Exactly, and that is how the tobacco industry feels as well. It uses this element to argue that a product has low tar or carbon monoxide content to make it look like a product is safer somehow. Of course, it is not, as it is every bit as much of a killer as a product with higher levels.
That is a very salient question and the answer is "Yes". There will be environmental health officers enforcing this in the same way they enforce the smoking ban in public spaces.
I thank everybody who participated today and particularly members from the Opposition for their support for this Bill. It is very clear that this Parliament understands the importance of this measure. It will not be intimidated by external forces, regardless of where they come from. The health of our people is a primary concern to this Legislature, not just the Government but the Opposition as well. We will continue with the passage of the Bill through Dáil Éireann and enact it. In any conversation involving this issue, at the core we must remember that 5,200 people lose their lives every year because of these products. I commend the Bill to the House.

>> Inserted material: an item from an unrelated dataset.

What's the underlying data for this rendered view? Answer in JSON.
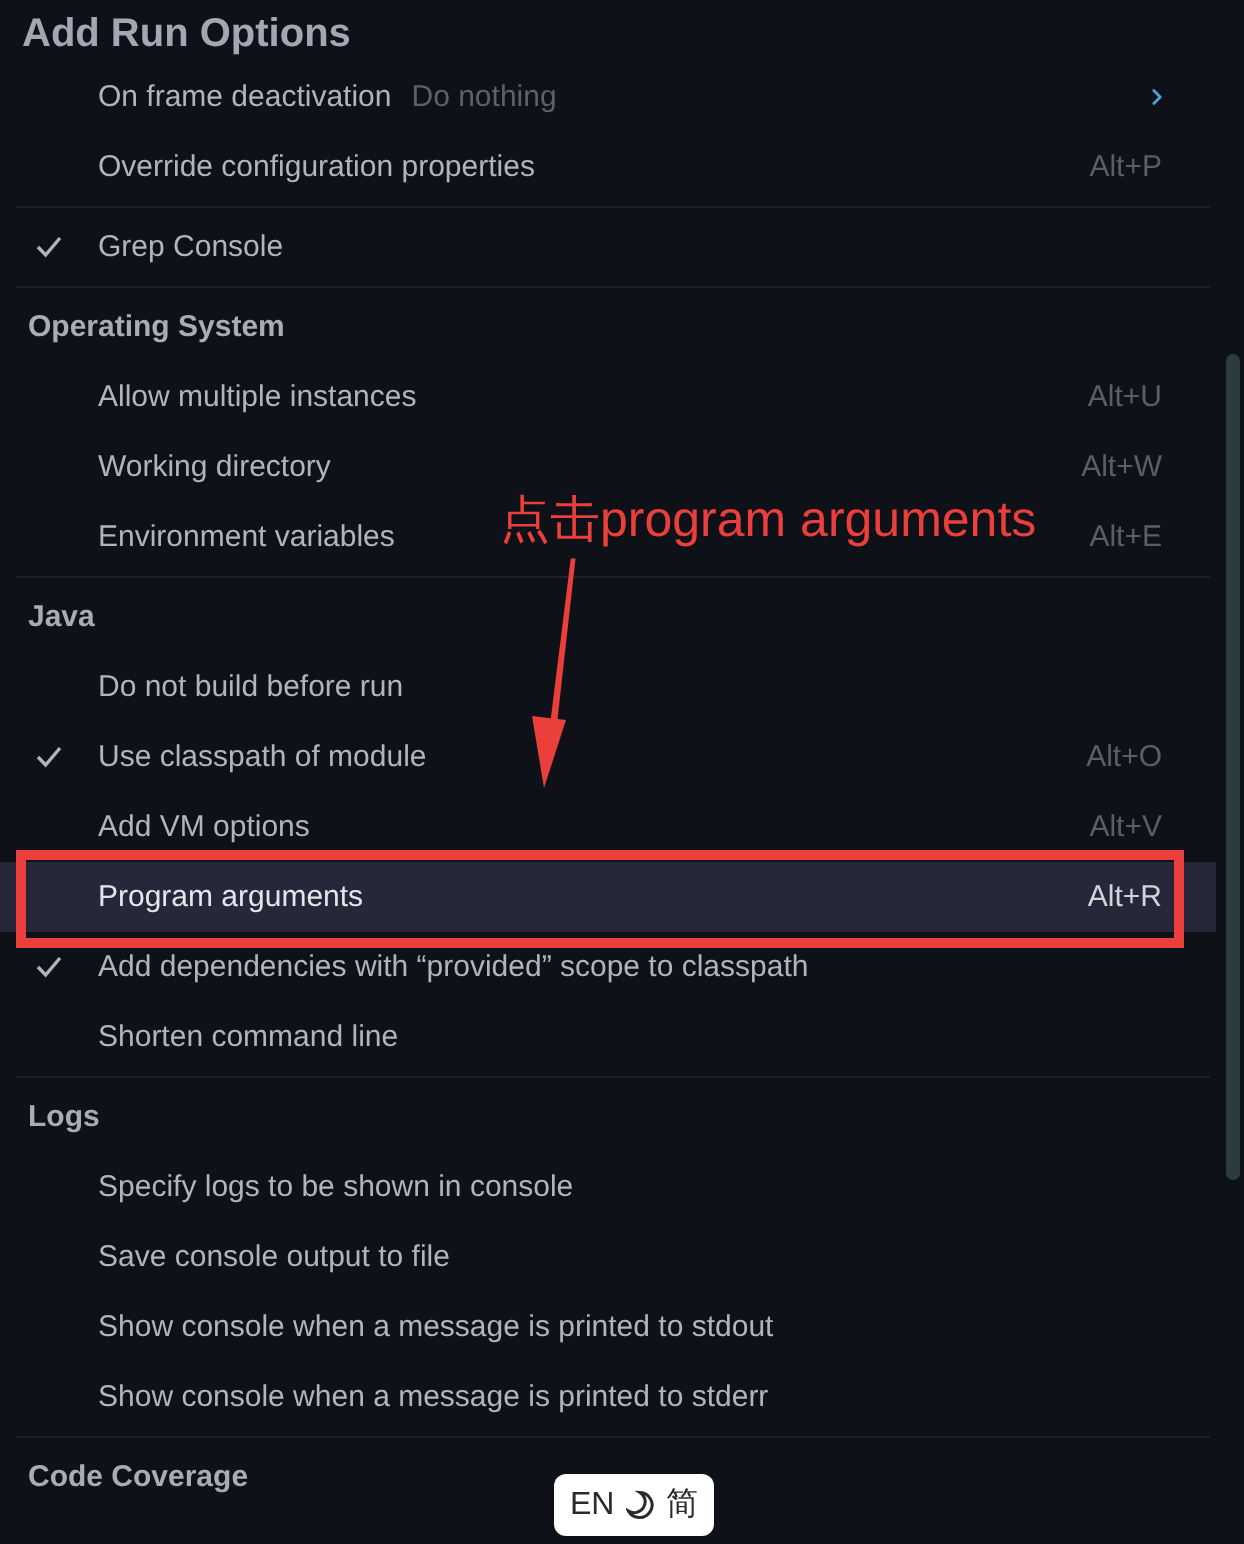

I also welcome the passing of the Bill, as it is very important for our people's health. It has been recognised for decades that tobacco products are a serious danger to health and the lives of people. I welcome the Bill's passage through Committee Stage.
I thank Deputies Kelleher, Ó Caoláin and Healy, as well as other members of the committee, for facilitating the Bill being taken today in advance of tomorrow's national no-smoking day. It is important that we all subscribe to having a tobacco-free Ireland. I thank the committee members for their assistance and co-operation. I hope we will have a tobacco-free Ireland.
Let us engage with the retailers who are genuinely concerned about the potential loss of revenue. The retailers have met us individually and collectively, and perhaps the Minister can see ways we can assist them so that they will not experience job losses.
As I said to the media earlier, tomorrow is Ash Wednesday and many people take the opportunity to consider trying to quit smoking again. Let me reiterate that it is a case of try, try and try again. The day a person gives up smoking is the day he or she will make the most important impact on his or her longevity and well-being.
To address the concerns of the retailers, there is a certain amount of money in circulation and if people have more money for things other than cigarettes they will spend the money on other things. I believe it should never ever be a case of jobs over lives. There are ways and means in other spheres of supporting people to produce a product that does not kill one in two of those who use it regularly. This is the only legal product we know that when used as per the manufacturer's instructions will kill one of every two who use it regularly.